> [What is being asked]: Find each line of the material below in which the word "content" occurs, and return it.

+ + + + +

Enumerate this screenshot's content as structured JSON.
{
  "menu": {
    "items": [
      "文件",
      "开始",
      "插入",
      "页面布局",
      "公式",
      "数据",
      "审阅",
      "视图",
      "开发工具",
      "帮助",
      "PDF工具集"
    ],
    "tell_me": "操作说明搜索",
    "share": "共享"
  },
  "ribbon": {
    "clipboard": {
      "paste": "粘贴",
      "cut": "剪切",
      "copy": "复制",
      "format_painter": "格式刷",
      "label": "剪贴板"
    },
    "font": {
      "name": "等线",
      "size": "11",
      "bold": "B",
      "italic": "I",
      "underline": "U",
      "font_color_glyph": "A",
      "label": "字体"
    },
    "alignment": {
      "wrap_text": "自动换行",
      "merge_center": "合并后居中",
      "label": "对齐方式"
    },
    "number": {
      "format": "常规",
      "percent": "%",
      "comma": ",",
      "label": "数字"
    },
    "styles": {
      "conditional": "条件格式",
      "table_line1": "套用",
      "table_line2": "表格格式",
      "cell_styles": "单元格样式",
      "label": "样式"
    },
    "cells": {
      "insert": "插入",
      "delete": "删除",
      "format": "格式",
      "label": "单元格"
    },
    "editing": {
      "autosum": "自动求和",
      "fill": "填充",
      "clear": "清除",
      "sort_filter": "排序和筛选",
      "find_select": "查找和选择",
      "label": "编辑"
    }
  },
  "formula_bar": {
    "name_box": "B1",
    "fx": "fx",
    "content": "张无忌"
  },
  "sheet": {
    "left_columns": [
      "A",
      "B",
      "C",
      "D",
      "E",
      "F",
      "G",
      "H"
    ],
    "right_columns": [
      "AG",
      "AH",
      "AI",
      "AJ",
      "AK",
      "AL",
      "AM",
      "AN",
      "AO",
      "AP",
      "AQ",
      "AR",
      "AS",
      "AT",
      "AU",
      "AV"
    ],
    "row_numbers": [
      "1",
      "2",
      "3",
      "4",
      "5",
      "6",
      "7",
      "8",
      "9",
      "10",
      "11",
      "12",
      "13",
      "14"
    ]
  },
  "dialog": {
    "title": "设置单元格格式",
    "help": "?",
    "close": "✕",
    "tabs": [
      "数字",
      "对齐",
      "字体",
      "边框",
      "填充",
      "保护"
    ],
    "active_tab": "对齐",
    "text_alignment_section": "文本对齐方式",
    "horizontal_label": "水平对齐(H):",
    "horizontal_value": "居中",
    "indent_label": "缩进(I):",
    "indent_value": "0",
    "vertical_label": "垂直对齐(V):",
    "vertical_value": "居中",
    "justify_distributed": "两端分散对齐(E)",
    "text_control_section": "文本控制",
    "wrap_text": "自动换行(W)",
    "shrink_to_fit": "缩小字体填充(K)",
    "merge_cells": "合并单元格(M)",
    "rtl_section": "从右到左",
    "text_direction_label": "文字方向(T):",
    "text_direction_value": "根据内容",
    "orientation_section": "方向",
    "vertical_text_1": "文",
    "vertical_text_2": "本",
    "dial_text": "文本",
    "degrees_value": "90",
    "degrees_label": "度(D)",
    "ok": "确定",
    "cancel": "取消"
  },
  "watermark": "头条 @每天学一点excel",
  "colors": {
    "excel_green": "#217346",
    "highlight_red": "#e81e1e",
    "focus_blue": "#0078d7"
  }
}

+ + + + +

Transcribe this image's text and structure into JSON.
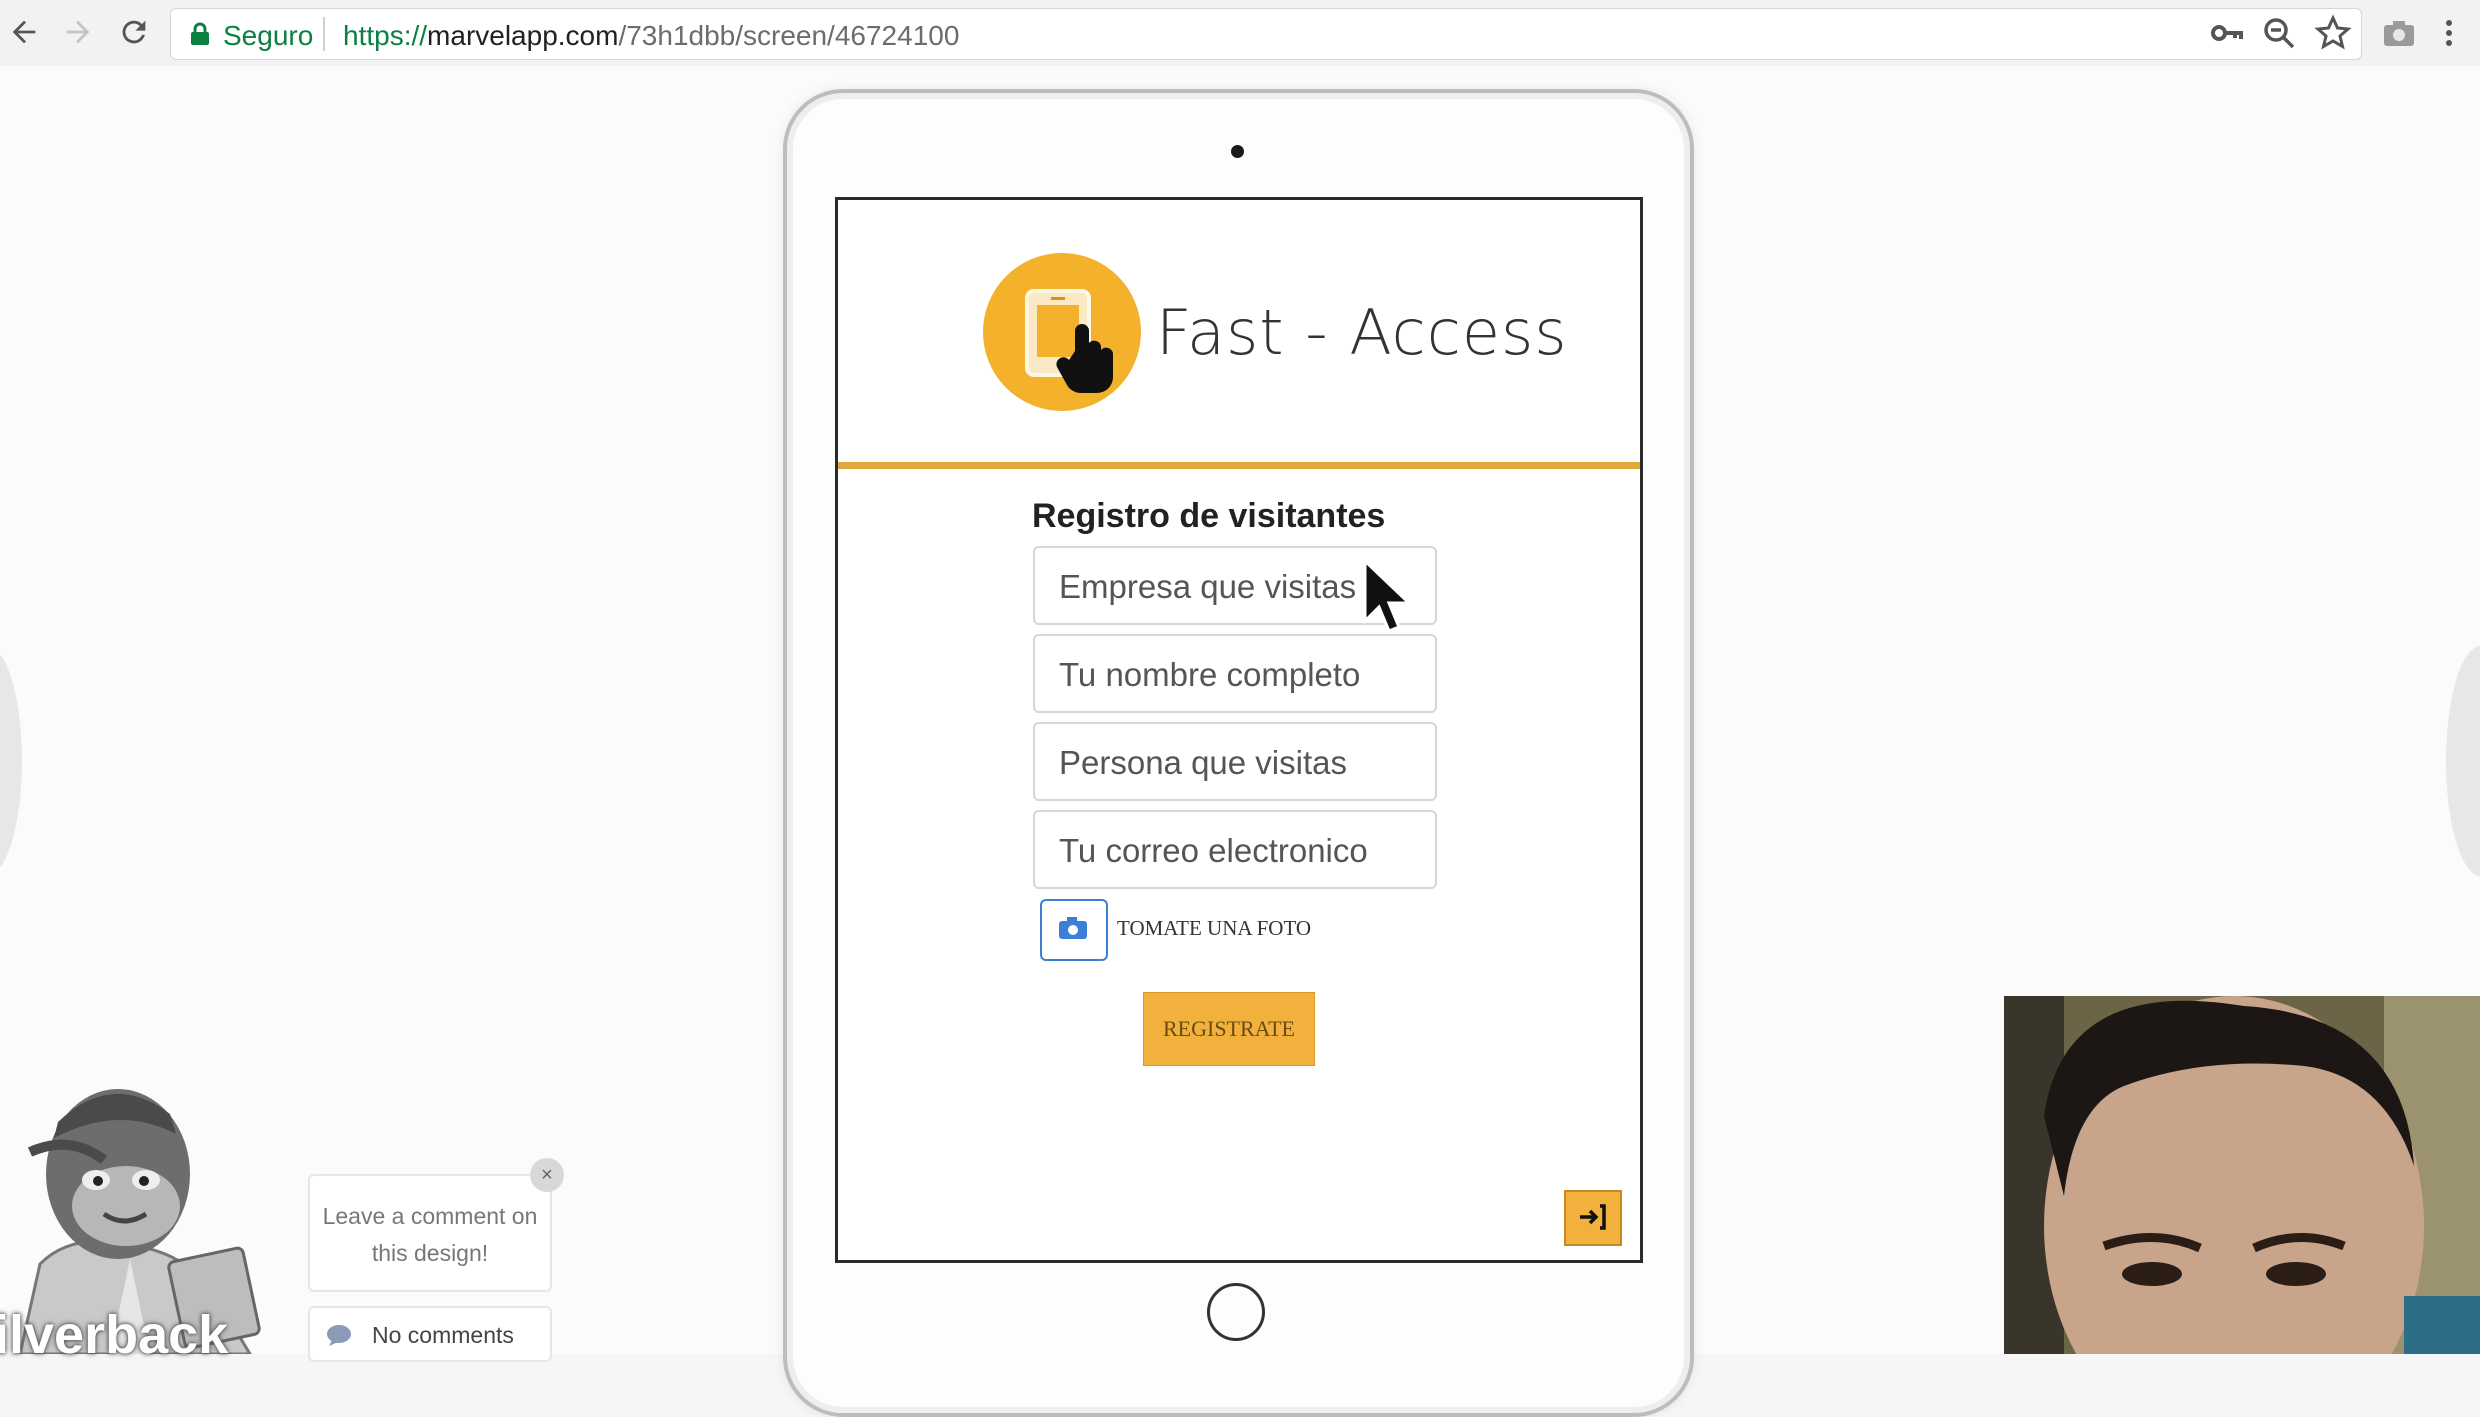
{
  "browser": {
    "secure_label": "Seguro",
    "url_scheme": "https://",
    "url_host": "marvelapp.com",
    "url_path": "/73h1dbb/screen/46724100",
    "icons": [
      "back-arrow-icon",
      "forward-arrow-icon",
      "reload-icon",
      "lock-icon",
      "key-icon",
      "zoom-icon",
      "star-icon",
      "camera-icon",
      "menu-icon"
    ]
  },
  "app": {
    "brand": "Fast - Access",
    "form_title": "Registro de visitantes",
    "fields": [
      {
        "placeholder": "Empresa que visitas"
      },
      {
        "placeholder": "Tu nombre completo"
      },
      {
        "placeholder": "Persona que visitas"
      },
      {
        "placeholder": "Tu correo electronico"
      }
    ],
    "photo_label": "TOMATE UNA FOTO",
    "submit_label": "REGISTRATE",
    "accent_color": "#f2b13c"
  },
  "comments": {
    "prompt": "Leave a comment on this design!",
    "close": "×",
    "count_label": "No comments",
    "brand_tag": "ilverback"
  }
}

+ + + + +

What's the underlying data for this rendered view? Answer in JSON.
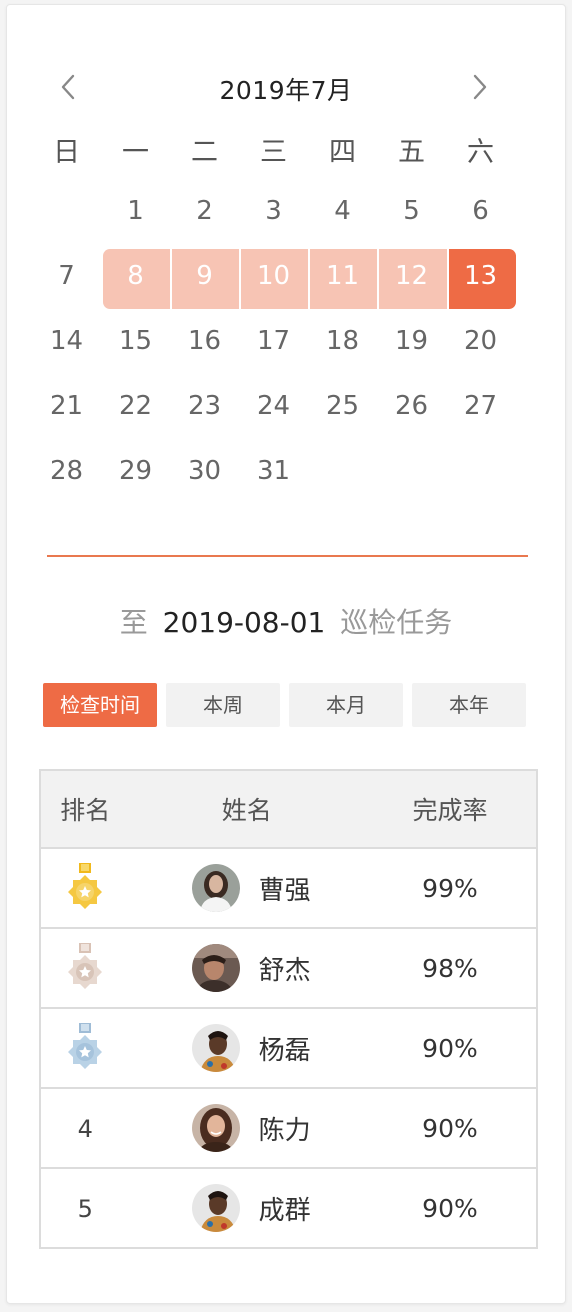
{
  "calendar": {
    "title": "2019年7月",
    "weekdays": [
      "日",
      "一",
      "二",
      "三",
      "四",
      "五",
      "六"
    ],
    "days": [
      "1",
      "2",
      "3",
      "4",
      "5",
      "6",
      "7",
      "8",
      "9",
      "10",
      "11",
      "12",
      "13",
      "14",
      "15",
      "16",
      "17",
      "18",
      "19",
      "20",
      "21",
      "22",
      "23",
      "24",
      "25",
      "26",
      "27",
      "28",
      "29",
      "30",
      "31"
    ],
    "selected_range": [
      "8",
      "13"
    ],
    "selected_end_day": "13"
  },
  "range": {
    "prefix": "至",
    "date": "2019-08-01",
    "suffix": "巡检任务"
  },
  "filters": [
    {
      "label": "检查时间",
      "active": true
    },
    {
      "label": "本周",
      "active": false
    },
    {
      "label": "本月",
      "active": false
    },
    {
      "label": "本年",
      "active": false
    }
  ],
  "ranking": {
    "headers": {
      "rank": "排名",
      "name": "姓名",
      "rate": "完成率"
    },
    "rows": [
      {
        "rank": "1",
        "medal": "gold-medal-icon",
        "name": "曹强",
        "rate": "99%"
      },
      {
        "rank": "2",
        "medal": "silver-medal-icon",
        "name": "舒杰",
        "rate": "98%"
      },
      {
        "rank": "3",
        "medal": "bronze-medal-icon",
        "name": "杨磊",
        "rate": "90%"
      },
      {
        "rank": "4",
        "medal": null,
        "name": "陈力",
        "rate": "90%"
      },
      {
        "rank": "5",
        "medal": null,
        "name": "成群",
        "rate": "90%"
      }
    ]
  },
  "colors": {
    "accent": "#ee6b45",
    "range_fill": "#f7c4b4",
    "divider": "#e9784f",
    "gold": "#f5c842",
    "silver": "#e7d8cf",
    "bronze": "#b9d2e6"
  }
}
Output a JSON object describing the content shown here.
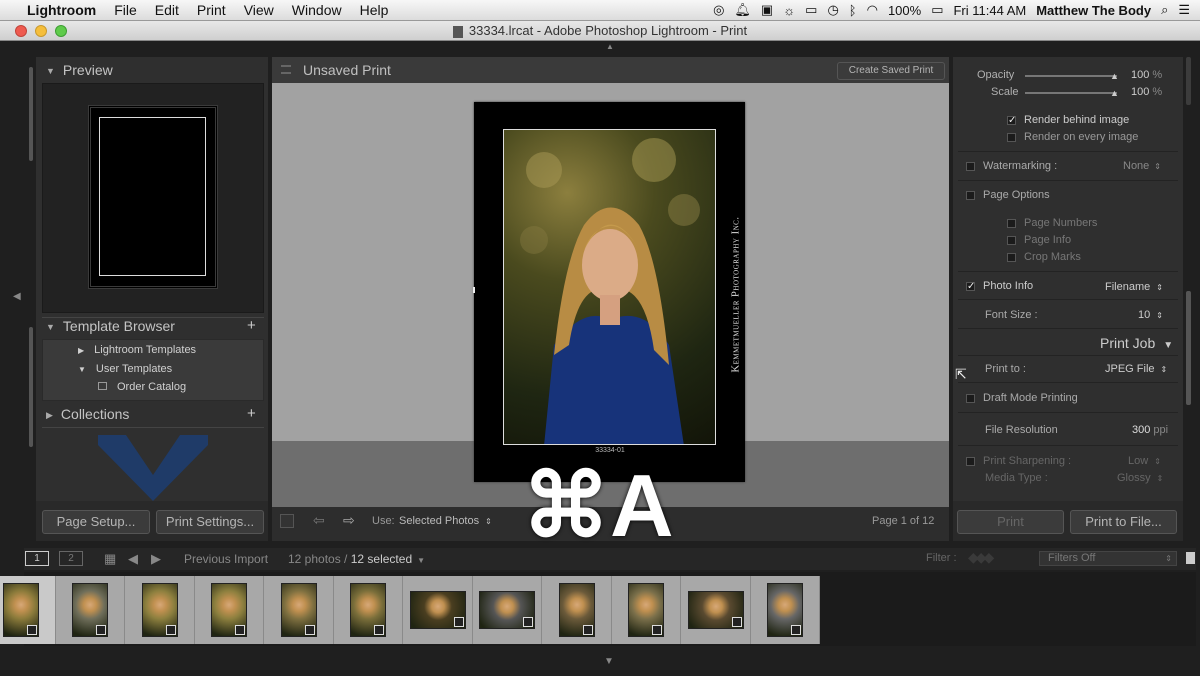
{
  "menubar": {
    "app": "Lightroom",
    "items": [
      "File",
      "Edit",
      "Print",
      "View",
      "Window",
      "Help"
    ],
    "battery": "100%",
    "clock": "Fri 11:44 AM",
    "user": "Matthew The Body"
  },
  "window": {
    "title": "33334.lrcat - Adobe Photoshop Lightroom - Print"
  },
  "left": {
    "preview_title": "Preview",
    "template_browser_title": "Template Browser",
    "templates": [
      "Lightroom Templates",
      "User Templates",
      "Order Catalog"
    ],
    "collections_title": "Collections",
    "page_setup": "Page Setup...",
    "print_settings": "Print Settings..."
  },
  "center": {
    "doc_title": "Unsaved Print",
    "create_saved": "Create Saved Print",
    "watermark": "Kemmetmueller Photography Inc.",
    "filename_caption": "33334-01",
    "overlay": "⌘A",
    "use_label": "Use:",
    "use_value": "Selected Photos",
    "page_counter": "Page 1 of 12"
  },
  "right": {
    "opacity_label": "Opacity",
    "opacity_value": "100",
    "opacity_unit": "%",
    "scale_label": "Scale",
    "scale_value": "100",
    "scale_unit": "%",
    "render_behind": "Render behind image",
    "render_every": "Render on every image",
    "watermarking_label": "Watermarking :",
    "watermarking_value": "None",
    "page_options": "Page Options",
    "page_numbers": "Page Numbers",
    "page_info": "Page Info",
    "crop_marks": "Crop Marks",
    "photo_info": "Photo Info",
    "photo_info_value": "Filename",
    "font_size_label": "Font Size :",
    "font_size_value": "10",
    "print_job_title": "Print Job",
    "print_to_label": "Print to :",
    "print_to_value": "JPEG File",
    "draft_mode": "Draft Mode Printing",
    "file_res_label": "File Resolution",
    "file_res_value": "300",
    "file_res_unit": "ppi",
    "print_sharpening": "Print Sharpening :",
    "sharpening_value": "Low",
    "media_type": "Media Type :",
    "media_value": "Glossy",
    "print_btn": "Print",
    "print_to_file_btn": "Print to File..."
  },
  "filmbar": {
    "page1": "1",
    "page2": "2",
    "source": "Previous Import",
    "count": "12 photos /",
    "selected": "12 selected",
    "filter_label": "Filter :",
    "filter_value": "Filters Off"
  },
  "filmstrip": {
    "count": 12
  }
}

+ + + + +

> [Expected answer]:
Enumerate this screenshot's content as structured JSON.
    "content": "张无忌"
Output a JSON object describing the content shown here.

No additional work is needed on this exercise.